What small section of the text shows Hamlet engaging a question that cannot be answered?
I think that you can find any soliloquy where Hamlet ponders a question that cannot be answered. The "to be or not to be" moment would be one such moment where he brings out issues of existence or of consciousness. Naturally, he is left with no answer. He is left in this condition because of his own nature, to allow function to be smothered by surmise, and because the nature of the questions he raises are, by definition, difficult to answer. Issues of consciousness, good or evil, redemption, and the motivation behind individual actions are complex and ones that are more predisposed to being unanswerable than containing definite and fixed answers.
I think that the clearest example of this comes in his famous "to be or not to be soliloquy. In that speech, he is engaging in a very deep question that can certainly never be answered in any objective way.
In this speech, Hamlet is trying to decide whether life is worth it, basically.

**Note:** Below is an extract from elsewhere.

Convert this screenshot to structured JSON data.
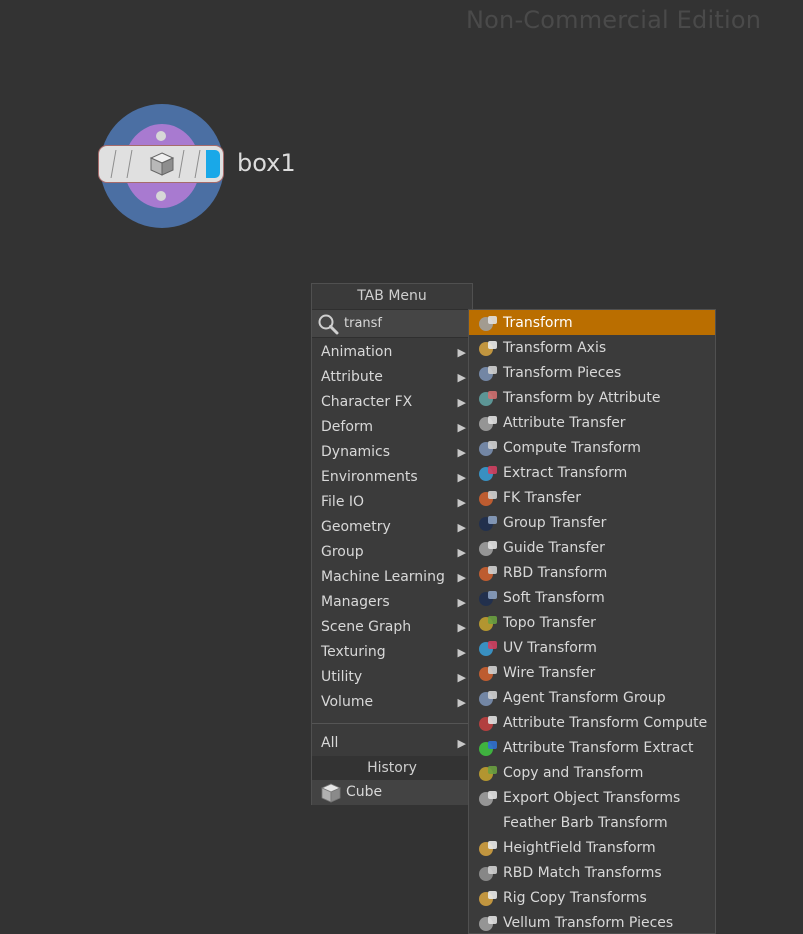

He is trying to decide if the evils of life that he does know about are worse than the evils of death, which he does not know about.
It seems to me that no person alive can truly know the answer to these questions.